++++ DATA SUPPLIED

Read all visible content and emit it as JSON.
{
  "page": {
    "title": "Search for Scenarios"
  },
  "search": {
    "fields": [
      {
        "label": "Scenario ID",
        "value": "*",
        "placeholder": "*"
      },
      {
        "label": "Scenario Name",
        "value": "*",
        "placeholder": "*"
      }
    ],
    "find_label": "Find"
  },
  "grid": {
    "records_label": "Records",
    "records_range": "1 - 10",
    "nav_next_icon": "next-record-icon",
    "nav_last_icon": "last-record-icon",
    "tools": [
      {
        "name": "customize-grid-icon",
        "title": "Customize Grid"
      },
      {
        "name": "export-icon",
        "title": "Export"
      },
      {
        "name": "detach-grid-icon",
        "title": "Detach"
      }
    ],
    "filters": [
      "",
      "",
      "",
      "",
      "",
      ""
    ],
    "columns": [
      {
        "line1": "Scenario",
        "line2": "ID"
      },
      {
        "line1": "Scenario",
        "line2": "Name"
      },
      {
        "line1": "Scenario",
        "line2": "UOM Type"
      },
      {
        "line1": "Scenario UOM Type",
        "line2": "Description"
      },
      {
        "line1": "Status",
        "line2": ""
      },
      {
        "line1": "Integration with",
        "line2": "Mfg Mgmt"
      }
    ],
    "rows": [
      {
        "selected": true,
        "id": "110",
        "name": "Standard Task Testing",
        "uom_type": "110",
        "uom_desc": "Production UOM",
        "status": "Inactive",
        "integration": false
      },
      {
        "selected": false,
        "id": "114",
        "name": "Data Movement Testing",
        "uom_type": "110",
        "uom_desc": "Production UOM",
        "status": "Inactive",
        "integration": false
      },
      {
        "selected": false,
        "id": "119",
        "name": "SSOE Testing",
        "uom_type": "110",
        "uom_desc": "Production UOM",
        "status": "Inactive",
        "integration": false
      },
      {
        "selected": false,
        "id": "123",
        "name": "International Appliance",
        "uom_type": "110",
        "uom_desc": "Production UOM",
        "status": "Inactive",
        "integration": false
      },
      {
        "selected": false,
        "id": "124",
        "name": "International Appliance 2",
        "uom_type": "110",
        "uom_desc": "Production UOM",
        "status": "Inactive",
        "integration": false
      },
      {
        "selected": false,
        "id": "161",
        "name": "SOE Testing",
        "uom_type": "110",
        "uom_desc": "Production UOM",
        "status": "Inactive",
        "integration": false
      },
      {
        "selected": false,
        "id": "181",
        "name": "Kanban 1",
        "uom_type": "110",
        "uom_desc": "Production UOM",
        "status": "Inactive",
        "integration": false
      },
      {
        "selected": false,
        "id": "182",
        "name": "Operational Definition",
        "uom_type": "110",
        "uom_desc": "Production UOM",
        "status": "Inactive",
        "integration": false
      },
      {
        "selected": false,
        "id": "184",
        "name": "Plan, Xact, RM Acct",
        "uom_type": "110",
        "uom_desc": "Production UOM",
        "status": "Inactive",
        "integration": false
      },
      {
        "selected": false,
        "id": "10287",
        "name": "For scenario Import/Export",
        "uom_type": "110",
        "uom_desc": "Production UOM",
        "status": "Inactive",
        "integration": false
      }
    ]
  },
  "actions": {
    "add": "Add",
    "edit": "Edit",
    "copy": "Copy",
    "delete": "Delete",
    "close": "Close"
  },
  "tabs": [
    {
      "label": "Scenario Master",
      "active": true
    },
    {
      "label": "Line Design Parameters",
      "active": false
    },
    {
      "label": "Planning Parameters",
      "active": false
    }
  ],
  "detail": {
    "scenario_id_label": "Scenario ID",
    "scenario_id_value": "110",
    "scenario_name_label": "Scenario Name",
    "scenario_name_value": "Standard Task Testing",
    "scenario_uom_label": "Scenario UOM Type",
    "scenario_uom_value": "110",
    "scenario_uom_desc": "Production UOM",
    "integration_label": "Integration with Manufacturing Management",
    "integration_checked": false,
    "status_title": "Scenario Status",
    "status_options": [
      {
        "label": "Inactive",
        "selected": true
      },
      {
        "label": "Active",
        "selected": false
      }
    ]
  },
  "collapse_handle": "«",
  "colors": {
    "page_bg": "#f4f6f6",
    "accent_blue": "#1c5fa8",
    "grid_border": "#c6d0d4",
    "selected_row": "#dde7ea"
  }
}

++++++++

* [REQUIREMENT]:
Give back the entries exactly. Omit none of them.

* [EXERCISE SOLUTION]:
Read all visible content and emit it as JSON.
{
  "page": {
    "title": "Search for Scenarios"
  },
  "search": {
    "fields": [
      {
        "label": "Scenario ID",
        "value": "*",
        "placeholder": "*"
      },
      {
        "label": "Scenario Name",
        "value": "*",
        "placeholder": "*"
      }
    ],
    "find_label": "Find"
  },
  "grid": {
    "records_label": "Records",
    "records_range": "1 - 10",
    "nav_next_icon": "next-record-icon",
    "nav_last_icon": "last-record-icon",
    "tools": [
      {
        "name": "customize-grid-icon",
        "title": "Customize Grid"
      },
      {
        "name": "export-icon",
        "title": "Export"
      },
      {
        "name": "detach-grid-icon",
        "title": "Detach"
      }
    ],
    "filters": [
      "",
      "",
      "",
      "",
      "",
      ""
    ],
    "columns": [
      {
        "line1": "Scenario",
        "line2": "ID"
      },
      {
        "line1": "Scenario",
        "line2": "Name"
      },
      {
        "line1": "Scenario",
        "line2": "UOM Type"
      },
      {
        "line1": "Scenario UOM Type",
        "line2": "Description"
      },
      {
        "line1": "Status",
        "line2": ""
      },
      {
        "line1": "Integration with",
        "line2": "Mfg Mgmt"
      }
    ],
    "rows": [
      {
        "selected": true,
        "id": "110",
        "name": "Standard Task Testing",
        "uom_type": "110",
        "uom_desc": "Production UOM",
        "status": "Inactive",
        "integration": false
      },
      {
        "selected": false,
        "id": "114",
        "name": "Data Movement Testing",
        "uom_type": "110",
        "uom_desc": "Production UOM",
        "status": "Inactive",
        "integration": false
      },
      {
        "selected": false,
        "id": "119",
        "name": "SSOE Testing",
        "uom_type": "110",
        "uom_desc": "Production UOM",
        "status": "Inactive",
        "integration": false
      },
      {
        "selected": false,
        "id": "123",
        "name": "International Appliance",
        "uom_type": "110",
        "uom_desc": "Production UOM",
        "status": "Inactive",
        "integration": false
      },
      {
        "selected": false,
        "id": "124",
        "name": "International Appliance 2",
        "uom_type": "110",
        "uom_desc": "Production UOM",
        "status": "Inactive",
        "integration": false
      },
      {
        "selected": false,
        "id": "161",
        "name": "SOE Testing",
        "uom_type": "110",
        "uom_desc": "Production UOM",
        "status": "Inactive",
        "integration": false
      },
      {
        "selected": false,
        "id": "181",
        "name": "Kanban 1",
        "uom_type": "110",
        "uom_desc": "Production UOM",
        "status": "Inactive",
        "integration": false
      },
      {
        "selected": false,
        "id": "182",
        "name": "Operational Definition",
        "uom_type": "110",
        "uom_desc": "Production UOM",
        "status": "Inactive",
        "integration": false
      },
      {
        "selected": false,
        "id": "184",
        "name": "Plan, Xact, RM Acct",
        "uom_type": "110",
        "uom_desc": "Production UOM",
        "status": "Inactive",
        "integration": false
      },
      {
        "selected": false,
        "id": "10287",
        "name": "For scenario Import/Export",
        "uom_type": "110",
        "uom_desc": "Production UOM",
        "status": "Inactive",
        "integration": false
      }
    ]
  },
  "actions": {
    "add": "Add",
    "edit": "Edit",
    "copy": "Copy",
    "delete": "Delete",
    "close": "Close"
  },
  "tabs": [
    {
      "label": "Scenario Master",
      "active": true
    },
    {
      "label": "Line Design Parameters",
      "active": false
    },
    {
      "label": "Planning Parameters",
      "active": false
    }
  ],
  "detail": {
    "scenario_id_label": "Scenario ID",
    "scenario_id_value": "110",
    "scenario_name_label": "Scenario Name",
    "scenario_name_value": "Standard Task Testing",
    "scenario_uom_label": "Scenario UOM Type",
    "scenario_uom_value": "110",
    "scenario_uom_desc": "Production UOM",
    "integration_label": "Integration with Manufacturing Management",
    "integration_checked": false,
    "status_title": "Scenario Status",
    "status_options": [
      {
        "label": "Inactive",
        "selected": true
      },
      {
        "label": "Active",
        "selected": false
      }
    ]
  },
  "collapse_handle": "«",
  "colors": {
    "page_bg": "#f4f6f6",
    "accent_blue": "#1c5fa8",
    "grid_border": "#c6d0d4",
    "selected_row": "#dde7ea"
  }
}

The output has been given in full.